First Communion Nightmare

My mom was raised Catholic and she agreed to raise her children as Catholics. The only caveat was that she did not want us to go to parochial school. In order for us to fulfill her agreement, we were required to attend Saturday Catechism classes until we were through the eighth grade.

This became more complicated when we wanted to take our first communion. We were required to attend Parochial school for two weeks to prepare ourselves for the big event.

Everything about school at St. Peter’s was different than my third-grade classroom at public school. Our class was taught by a Nun in full habit rather than our “normal” looking teacher. The class was learning to write in cursive. We had not started this yet at public school.

I remember doing fine writing my cursive alphabet until I came to the small “Q”. I couldn’t see any difference between the small G and the small Q. Try as hard as I could it made no sense. Much to my embarrassment, the Nun came over, took my hand with the oversized pencil in it, and drew the cursive “Q” over and over. At last, I could see (feel) the difference. By this time my face was beet red and many of the children were laughing. I felt humiliated. The Nun assured me it was OK and shushed the laughing classroom.

Next, I learned that we had to stay at school for lunch. I liked to go home for lunch. Not today. The rule in the cafeteria was that you didn’t throw away food. You ate everything on your plate. The vegetable de jour was cooked spinach. I could not stand cooked spinach. The girl next to me gobbled down her helping. I asked her if she would please eat my spinach too.

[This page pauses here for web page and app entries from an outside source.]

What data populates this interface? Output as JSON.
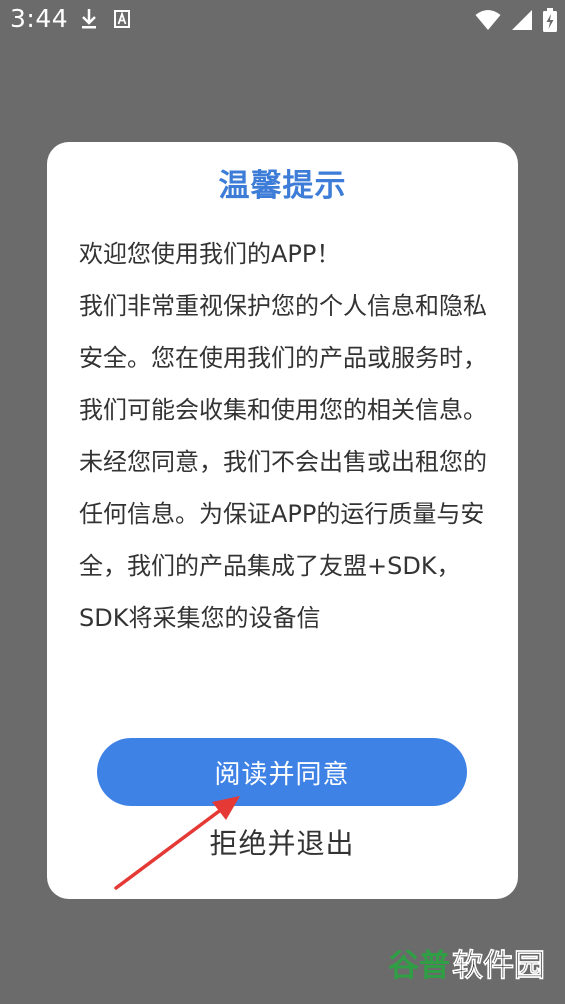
{
  "status_bar": {
    "time": "3:44",
    "icons": [
      "download-icon",
      "a-badge-icon",
      "wifi-icon",
      "signal-icon",
      "battery-charging-icon"
    ]
  },
  "dialog": {
    "title": "温馨提示",
    "body_paragraphs": [
      "欢迎您使用我们的APP！",
      "我们非常重视保护您的个人信息和隐私安全。您在使用我们的产品或服务时，我们可能会收集和使用您的相关信息。未经您同意，我们不会出售或出租您的任何信息。为保证APP的运行质量与安全，我们的产品集成了友盟+SDK，SDK将采集您的设备信"
    ],
    "agree_label": "阅读并同意",
    "reject_label": "拒绝并退出"
  },
  "watermark": {
    "text": "谷普软件园"
  },
  "colors": {
    "title": "#3d7dd8",
    "agree_button": "#3e82e6",
    "annotation_arrow": "#e53935"
  }
}
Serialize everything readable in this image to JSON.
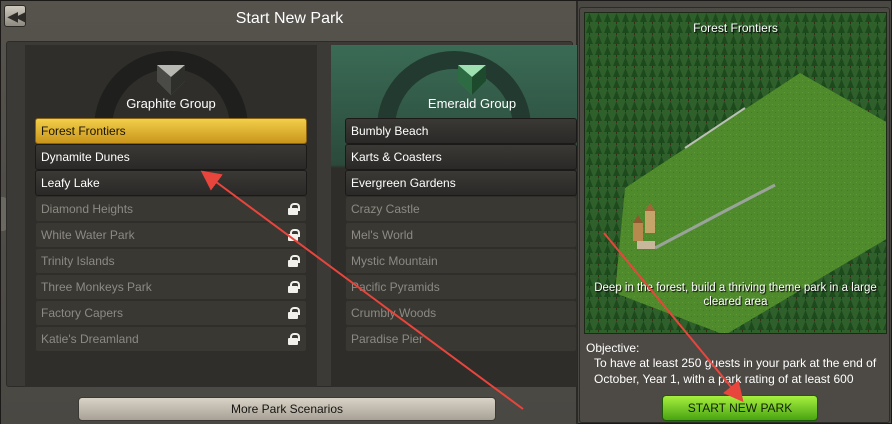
{
  "window": {
    "title": "Start New Park"
  },
  "groups": [
    {
      "name": "Graphite Group",
      "badge_color": "#5a5a56",
      "scenarios": [
        {
          "label": "Forest Frontiers",
          "state": "selected"
        },
        {
          "label": "Dynamite Dunes",
          "state": "normal"
        },
        {
          "label": "Leafy Lake",
          "state": "normal"
        },
        {
          "label": "Diamond Heights",
          "state": "locked"
        },
        {
          "label": "White Water Park",
          "state": "locked"
        },
        {
          "label": "Trinity Islands",
          "state": "locked"
        },
        {
          "label": "Three Monkeys Park",
          "state": "locked"
        },
        {
          "label": "Factory Capers",
          "state": "locked"
        },
        {
          "label": "Katie's Dreamland",
          "state": "locked"
        }
      ]
    },
    {
      "name": "Emerald Group",
      "badge_color": "#3f8f5a",
      "scenarios": [
        {
          "label": "Bumbly Beach",
          "state": "normal"
        },
        {
          "label": "Karts & Coasters",
          "state": "normal"
        },
        {
          "label": "Evergreen Gardens",
          "state": "normal"
        },
        {
          "label": "Crazy Castle",
          "state": "locked"
        },
        {
          "label": "Mel's World",
          "state": "locked"
        },
        {
          "label": "Mystic Mountain",
          "state": "locked"
        },
        {
          "label": "Pacific Pyramids",
          "state": "locked"
        },
        {
          "label": "Crumbly Woods",
          "state": "locked"
        },
        {
          "label": "Paradise Pier",
          "state": "locked"
        }
      ]
    }
  ],
  "more_button_label": "More Park Scenarios",
  "preview": {
    "title": "Forest Frontiers",
    "description": "Deep in the forest, build a thriving theme park in a large cleared area"
  },
  "objective": {
    "label": "Objective:",
    "text": "To have at least 250 guests in your park at the end of October, Year 1, with a park rating of at least 600"
  },
  "start_button_label": "START NEW PARK",
  "annotation_color": "#e8453c"
}
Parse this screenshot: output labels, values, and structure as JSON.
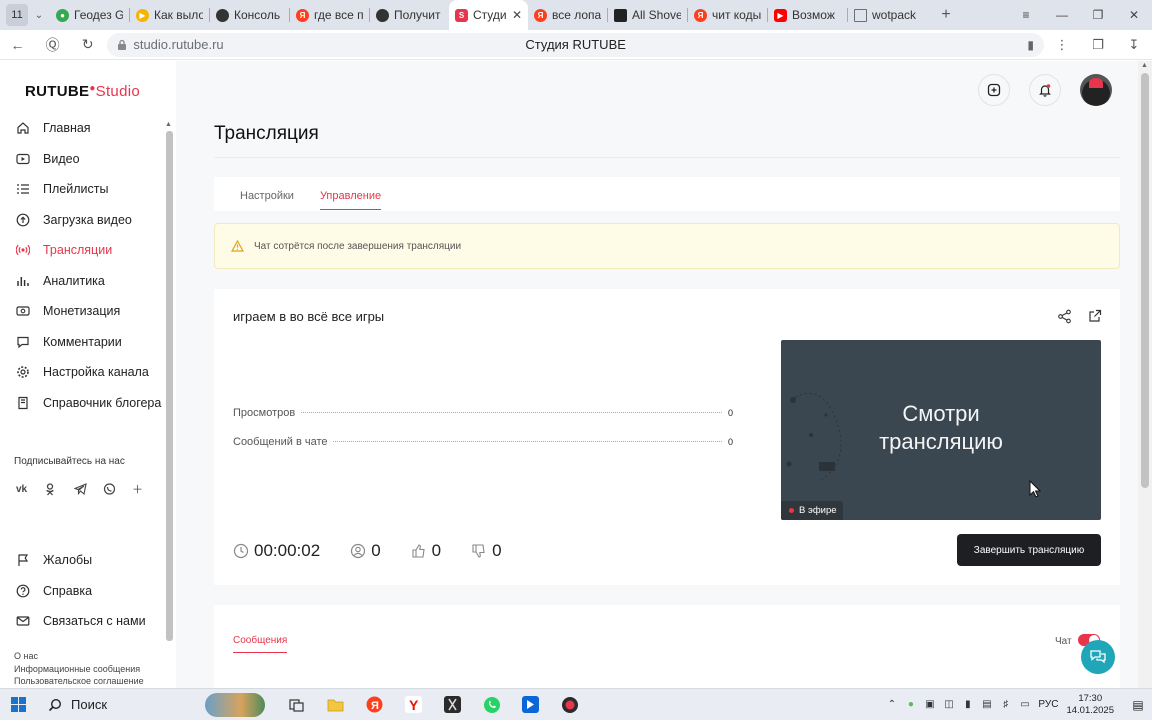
{
  "browser": {
    "tab_counter": "11",
    "tabs": [
      {
        "label": "Геодез G",
        "icon": "maps-pin-icon",
        "color": "#34a853"
      },
      {
        "label": "Как выло",
        "icon": "play-icon",
        "color": "#f4b400"
      },
      {
        "label": "Консоль",
        "icon": "console-icon",
        "color": "#333333"
      },
      {
        "label": "где все п",
        "icon": "yandex-icon",
        "color": "#fc3f1d"
      },
      {
        "label": "Получит",
        "icon": "shield-icon",
        "color": "#333333"
      },
      {
        "label": "Студи",
        "icon": "rutube-icon",
        "color": "#e8354c",
        "active": true
      },
      {
        "label": "все лопа",
        "icon": "yandex-icon",
        "color": "#fc3f1d"
      },
      {
        "label": "All Shove",
        "icon": "app-icon",
        "color": "#222222"
      },
      {
        "label": "чит коды",
        "icon": "yandex-icon",
        "color": "#fc3f1d"
      },
      {
        "label": "Возмож",
        "icon": "youtube-icon",
        "color": "#ff0000"
      },
      {
        "label": "wotpack",
        "icon": "page-icon",
        "color": "#6b6f76"
      }
    ],
    "url": "studio.rutube.ru",
    "page_title": "Студия RUTUBE"
  },
  "logo": {
    "brand": "RUTUBE",
    "product": "Studio"
  },
  "sidebar": {
    "items": [
      {
        "label": "Главная",
        "icon": "home-icon"
      },
      {
        "label": "Видео",
        "icon": "video-icon"
      },
      {
        "label": "Плейлисты",
        "icon": "playlist-icon"
      },
      {
        "label": "Загрузка видео",
        "icon": "upload-icon"
      },
      {
        "label": "Трансляции",
        "icon": "broadcast-icon",
        "active": true
      },
      {
        "label": "Аналитика",
        "icon": "analytics-icon"
      },
      {
        "label": "Монетизация",
        "icon": "monetization-icon"
      },
      {
        "label": "Комментарии",
        "icon": "comments-icon"
      },
      {
        "label": "Настройка канала",
        "icon": "settings-icon"
      },
      {
        "label": "Справочник блогера",
        "icon": "handbook-icon"
      }
    ],
    "subscribe_label": "Подписывайтесь на нас",
    "socials": [
      "vk-icon",
      "ok-icon",
      "telegram-icon",
      "viber-icon",
      "plus-icon"
    ],
    "secondary_items": [
      {
        "label": "Жалобы",
        "icon": "flag-icon"
      },
      {
        "label": "Справка",
        "icon": "help-icon"
      },
      {
        "label": "Связаться с нами",
        "icon": "mail-icon"
      }
    ],
    "footer_links": [
      "О нас",
      "Информационные сообщения",
      "Пользовательское соглашение"
    ]
  },
  "page": {
    "title": "Трансляция",
    "tabs": [
      {
        "label": "Настройки"
      },
      {
        "label": "Управление",
        "active": true
      }
    ],
    "notice": "Чат сотрётся после завершения трансляции"
  },
  "stream": {
    "name": "играем в во всё все игры",
    "stats": [
      {
        "label": "Просмотров",
        "value": "0"
      },
      {
        "label": "Сообщений в чате",
        "value": "0"
      }
    ],
    "preview_line1": "Смотри",
    "preview_line2": "трансляцию",
    "live_label": "В эфире",
    "timer": "00:00:02",
    "viewers": "0",
    "likes": "0",
    "dislikes": "0",
    "end_button": "Завершить трансляцию"
  },
  "chat": {
    "messages_tab": "Сообщения",
    "chat_toggle_label": "Чат",
    "chat_enabled": true
  },
  "taskbar": {
    "search_label": "Поиск",
    "lang": "РУС",
    "time": "17:30",
    "date": "14.01.2025"
  },
  "colors": {
    "accent": "#e8354c",
    "notice_bg": "#fefbe6",
    "end_button_bg": "#1d1f22",
    "support": "#1fa6b8"
  }
}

She explained very curtly that it would be a sin to eat more food when she was already full. Oh boy, what a pile of malarkey. I took my napkin, wrapped up the spinach and put it in my pocket. I returned my plate to the kitchen and hurried outside for lunch recess. I hurriedly dumped the napkin in the trash. One bullet dodged.

We also got up earlier than usual to attend Mass every day of that two weeks. I had to keep reminding myself of the beautiful white dress and communion veil that mom and I had picked out. As much as I wanted to earn the right to wear that dress and veil. I also wanted to join with my family and my classmates to remember how Jesus sacrificed for us by dying on the cross. At our First Communion we ate together at church just like Jesus did with His disciples the night before he died. I wanted to continue to eat this special meal of bread and wine (or grape juice) to always remember Him. With His death, Jesus was making the way for us to go to heaven with Him.

When the Nun, and later my mom, explained this to me, I thought it was an amazing sacrifice and could understand that it was important to be very serious when we’re taking communion. I realized this was a special time to worship and remember.

First Communion, for me, was the first rite of passage that I remembered well. I learned to make the small letter “Q” in cursive, how to not eat spinach at lunch, and to pay attention in Mass every day.

Most of all, I learned to understand the true meaning of being a follower of Jesus Christ. I learned that taking Holy Communion is a time to pray and thank God for His love and for sending His Son Jesus for us. I think that two weeks of preparation served a beautiful purpose.

Who is Judy

Click here to check out other Sidetracked opinions

Click here to listen to the Sidetracked Legacies podcast

#sidetrackedsisters #sidetrackedjudy #sidetrackedlegacies #legacywriting #legacystories #writeyourownlegacy #learningcursive #cookedspinach #myfirstcommunion #firstcommunion #communion #church #faith

Want to create your own legacy? Join the Sidetracked Sisters and start now!

Please follow and like us:

Leave a Reply

This site uses Akismet to reduce spam. Learn how your comment data is processed.